Iran: Can Its Stories Be Told?

Journalists — Iranians and Westerners — share their firsthand experiences as they write about the challenges they confront in gathering and distributing news and information about Iran and its people. Their words and images offer a rare blend of insights about journalists’ lives and work in Iran. In the fifth part of our 21st Century Muckrakers series about investigative and watchdog reporting, the focus turns to coverage of issues involving public health, safety and trust. And in Words & Reflections, essays touch on objectivity, religion, blogging, Ireland and post 9/11 America. – Melissa Ludtke, Editor

Iran: Can Its Stories Be Told?
Introduction (3 comments)
By Melissa Ludtke, Editor
Treatment of Journalists
Understanding Iran: Reporters Who Do Are Exiled, Pressured or Jailed (4 comments)
‘Roxana’s work consistently gave the lie to the narrative of a monolithic Islamic Republic.’
By Iason Athanasiadis
Journalism in a Semi-Despotic Society (2 comments)
'Censorship, low payment, and the high risk of arrest for any journalist who dares to take an investigative step, among other reasons such as lack of individual liberty, have pushed Iranian journalists to the virtual world of the Internet.'
By Byline Withheld
Peering Inside Contemporary Iran (2 comments)
An Essay in Words and Photographs By Iason Athanasiadis
When Eyes Get Averted: The Consequences of Misplaced Reporting (7 comments)
‘Poor reporting from and about Iran has kept the West in the dark. In this lightlessness, Iranians are rendered as ghosts.’
By Roya Hakakian
Imprisoning Journalists Silences Others
While most Iranian journalists have to operate with extreme caution, foreign journalists can be more frank on the issues they face in Iran.
By D. Parvaz
‘We Know Where You Live’ (2 comments)
Working for a Western magazine in Iran, a journalist finds that he has acquired some surprisingly close acquaintances—from the ministry of intelligence. And strangely, they are all called Mr. Mohammadi.
By Maziar Bahari
A Visual Witness to Iran’s Revolution (2 comments)
An Essay in Words and Photographs By Reza
Film in Iran: The Magazine and the Movies (1 comment)
‘… there are two arenas—cinema and soccer—that while not completely impervious to the political torrents have a greater margin of immunity.’
By Houshang Golmakani
Women Reporters, Women’s Stories
Your Eyes Say That You Have Cried (8 comments)
‘Today’s generation of Iranian women reporters are doing big things. Their mark will be left on history.’
By Masoud Behnoud
Telling the Stories of Iranian Women’s Lives (1 comment)
‘Anyone who did research on women’s issues benefitted from hundreds of articles, stories and interviews that were featured in Zanan.’
By Shahla Sherkat
Iranian Journalist: A Job With Few Options
After working for more than a decade at the now banned Iranian magazine Zanan, a journalist now in the United States describes her feelings of identity, location and loss.

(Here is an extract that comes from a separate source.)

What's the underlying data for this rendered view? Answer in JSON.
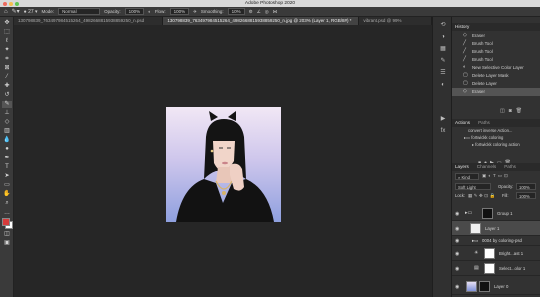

By Roza Eftekhari
View From the West
Seven Visas = Continuity of Reporting From Iran
‘The Iranian government sometimes appears to favor U.S. reporters with little knowledge of the country who might be more amenable to spin, although that has not happened in my case.’
By Barbara Slavin

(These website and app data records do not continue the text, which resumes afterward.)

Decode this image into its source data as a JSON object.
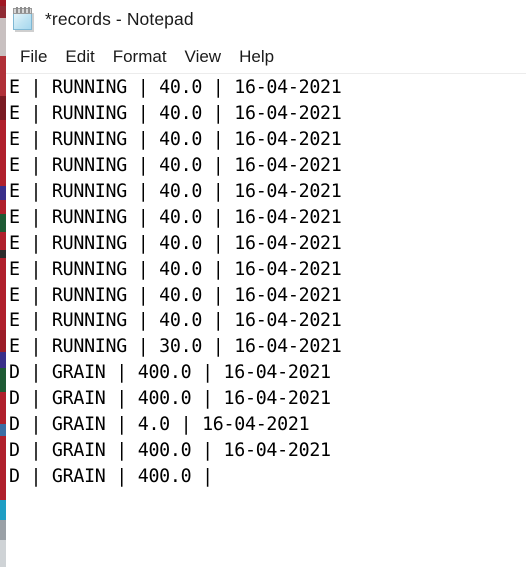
{
  "window": {
    "title": "*records - Notepad",
    "icon": "notepad-icon",
    "modified": true,
    "document_name": "records",
    "app_name": "Notepad"
  },
  "menu": {
    "items": [
      {
        "label": "File"
      },
      {
        "label": "Edit"
      },
      {
        "label": "Format"
      },
      {
        "label": "View"
      },
      {
        "label": "Help"
      }
    ]
  },
  "editor": {
    "font": "Consolas-like monospace",
    "wrap": false,
    "lines": [
      "E | RUNNING | 40.0 | 16-04-2021",
      "E | RUNNING | 40.0 | 16-04-2021",
      "E | RUNNING | 40.0 | 16-04-2021",
      "E | RUNNING | 40.0 | 16-04-2021",
      "E | RUNNING | 40.0 | 16-04-2021",
      "E | RUNNING | 40.0 | 16-04-2021",
      "E | RUNNING | 40.0 | 16-04-2021",
      "E | RUNNING | 40.0 | 16-04-2021",
      "E | RUNNING | 40.0 | 16-04-2021",
      "E | RUNNING | 40.0 | 16-04-2021",
      "E | RUNNING | 30.0 | 16-04-2021",
      "D | GRAIN | 400.0 | 16-04-2021",
      "D | GRAIN | 400.0 | 16-04-2021",
      "D | GRAIN | 4.0 | 16-04-2021",
      "D | GRAIN | 400.0 | 16-04-2021",
      "D | GRAIN | 400.0 |"
    ],
    "line_count": 16
  },
  "colors": {
    "window_background": "#ffffff",
    "text": "#000000",
    "title_text": "#1a1a1a",
    "menu_separator": "#ececec",
    "edge_strip_primary": "#b0202c"
  }
}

No Man’s Land Inside an Iranian Police Station (1 comment)
When Iran held a U.S. reporter, an American television correspondent recalled her own brief arrest by Iranian police.
By Martha Raddatz
The Human Lessons: They Lie at the Core of Reporting in Iran (2 comments)
‘When we work in countries without press freedoms, we scarcely know the pressures on the people we encounter, the complexities of their motivations, the dimensions of their fears.’
By Laura Secor
Iran: News Happens, But Fewer Journalists Are There to Report It (4 comments)
In a time of global engagement—economic, political, environmental, energy and health, to name a few—budget cuts at news organizations severely limit foreign news coverage.
By Mark Seibel
When the Predictable Overtakes the Real News About Iran (1 comment)
‘What makes news in the West are Iran’s "menacing" actions in Iraq or words against Israel, with such stories told in a similar narrative, encased in little context and with a shortage of evidence.’
By Scheherezade Faramarzi
The Web and Iran: Digital Dialogue
Attempting to Silence Iran’s ‘Weblogistan’ (2 comments)
‘Iran’s filtering and blocking regime has been described by various experts as second only to China’s.’
By Mohamed Abdel Dayem
Blogging in Iran
Publishing and Mapping Iran’s Weblogistan (2 comments)
By Melissa Ludtke
The Virtual Iran Beat (11 comments)
‘Speaking Farsi helps expand our ability to gather news. It means we can tap into a more extensive network and speak to more Iranians, even if we’re not based in Tehran.’
By Kelly Golnoush Niknejad